The measures have weakened the yen sharply since Abe came to power late last year, a boost for exporters such as Toyota and Sony. The cheaper currency makes exporters more competitive overseas and inflates the value of their repatriated foreign profits.

On Wednesday, Japan's finance ministry said the country logged a June trade deficit of 180.8 billion yen as import costs outpaced gains in exports.

That marked the longest string of monthly shortfalls in more than three decades, the ministry said.

Japan's import costs surged in the wake of the 2011 Fukushima nuclear crisis when it shut down its atomic reactors and turned to pricey fossil-fuel alternatives, knocking the nation's already lumbering economy.

For the month, imports climbed 11.8 percent as the weaker yen made incoming shipments more expensive.

Exports meanwhile climbed 7.4 percent to 6.06 trillion yen, growing for the fourth straight month as weak demand in Europe picked up and the value of car shipments to the United States rose.

Shipments to China were up 4.8 percent as the impact of a territorial dispute that erupted last year between Tokyo and Beijing -- which hammered demand for Japanese goods -- appears to have faded.

In April, new leadership at the Bank of Japan -- handpicked by Abe -- vowed to hit a two-percent inflation target within two years in a bid to vanquish deflation, jack up asset purchases including government bonds, and double the money supply.

Earlier this month, the central bank used the word "recover" in reference to the economy for the first time since 2011, pointing to a pick-up in investment as well as consumer and business confidence.

On Tuesday, the Cabinet Office gave its third monthly upgrade, saying: "The economy is picking up steadily and shows some movements on the way to recovery." It is the first time it has used the word in 10 months.
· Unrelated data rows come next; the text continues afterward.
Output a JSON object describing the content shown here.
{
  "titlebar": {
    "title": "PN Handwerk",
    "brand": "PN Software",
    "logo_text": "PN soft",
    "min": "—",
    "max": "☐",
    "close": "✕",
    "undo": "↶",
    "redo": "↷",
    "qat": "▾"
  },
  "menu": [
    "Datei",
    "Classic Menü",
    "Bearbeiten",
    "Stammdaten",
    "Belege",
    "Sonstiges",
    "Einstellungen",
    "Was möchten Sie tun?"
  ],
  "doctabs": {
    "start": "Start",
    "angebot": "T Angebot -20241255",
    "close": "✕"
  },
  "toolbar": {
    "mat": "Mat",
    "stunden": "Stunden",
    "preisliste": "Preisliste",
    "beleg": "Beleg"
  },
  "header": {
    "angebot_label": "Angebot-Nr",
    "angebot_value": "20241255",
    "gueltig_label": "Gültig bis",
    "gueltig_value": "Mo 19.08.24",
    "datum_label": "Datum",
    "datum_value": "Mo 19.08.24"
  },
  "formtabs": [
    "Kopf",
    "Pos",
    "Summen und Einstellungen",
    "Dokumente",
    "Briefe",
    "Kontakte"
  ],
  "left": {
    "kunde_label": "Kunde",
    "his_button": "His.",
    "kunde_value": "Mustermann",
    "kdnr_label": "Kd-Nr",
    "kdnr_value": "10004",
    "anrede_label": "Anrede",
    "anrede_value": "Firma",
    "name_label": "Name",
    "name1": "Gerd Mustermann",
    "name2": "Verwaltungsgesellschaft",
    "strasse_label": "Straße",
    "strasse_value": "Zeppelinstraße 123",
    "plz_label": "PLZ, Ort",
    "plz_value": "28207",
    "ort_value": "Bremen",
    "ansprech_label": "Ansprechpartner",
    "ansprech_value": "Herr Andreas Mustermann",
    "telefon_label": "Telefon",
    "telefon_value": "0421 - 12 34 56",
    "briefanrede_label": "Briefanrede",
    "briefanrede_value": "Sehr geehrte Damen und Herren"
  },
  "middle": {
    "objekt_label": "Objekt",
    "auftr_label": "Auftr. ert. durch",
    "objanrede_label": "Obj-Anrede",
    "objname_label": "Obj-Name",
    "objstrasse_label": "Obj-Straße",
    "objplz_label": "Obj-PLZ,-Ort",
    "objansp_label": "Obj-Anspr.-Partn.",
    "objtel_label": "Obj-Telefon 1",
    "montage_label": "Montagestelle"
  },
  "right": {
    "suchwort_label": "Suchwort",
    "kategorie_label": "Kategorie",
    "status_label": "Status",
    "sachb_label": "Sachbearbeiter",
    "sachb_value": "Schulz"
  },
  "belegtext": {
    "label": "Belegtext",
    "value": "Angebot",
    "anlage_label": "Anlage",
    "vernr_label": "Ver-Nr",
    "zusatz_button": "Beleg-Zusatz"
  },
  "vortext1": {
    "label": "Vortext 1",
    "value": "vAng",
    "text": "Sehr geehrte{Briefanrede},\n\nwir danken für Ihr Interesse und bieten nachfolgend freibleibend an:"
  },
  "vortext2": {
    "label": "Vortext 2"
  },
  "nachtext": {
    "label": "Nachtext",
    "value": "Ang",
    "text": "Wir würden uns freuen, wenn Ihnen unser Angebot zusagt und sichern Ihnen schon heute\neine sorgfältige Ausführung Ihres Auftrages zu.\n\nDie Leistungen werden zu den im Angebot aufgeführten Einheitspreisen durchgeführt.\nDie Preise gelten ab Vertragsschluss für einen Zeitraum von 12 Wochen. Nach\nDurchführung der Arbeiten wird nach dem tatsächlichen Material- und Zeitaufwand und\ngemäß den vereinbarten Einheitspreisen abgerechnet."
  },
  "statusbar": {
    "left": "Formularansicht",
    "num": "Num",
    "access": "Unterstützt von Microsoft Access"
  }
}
Officials added that years of falling prices appeared to be reversing course.

Deflation is bad for the economy because it encourages consumers to put off purchases in the hope of getting them cheaper down the road, which hurts producers.

Official data indicates the efforts are working as consumer prices in May were flat from year-earlier levels, after half a year of declining figures.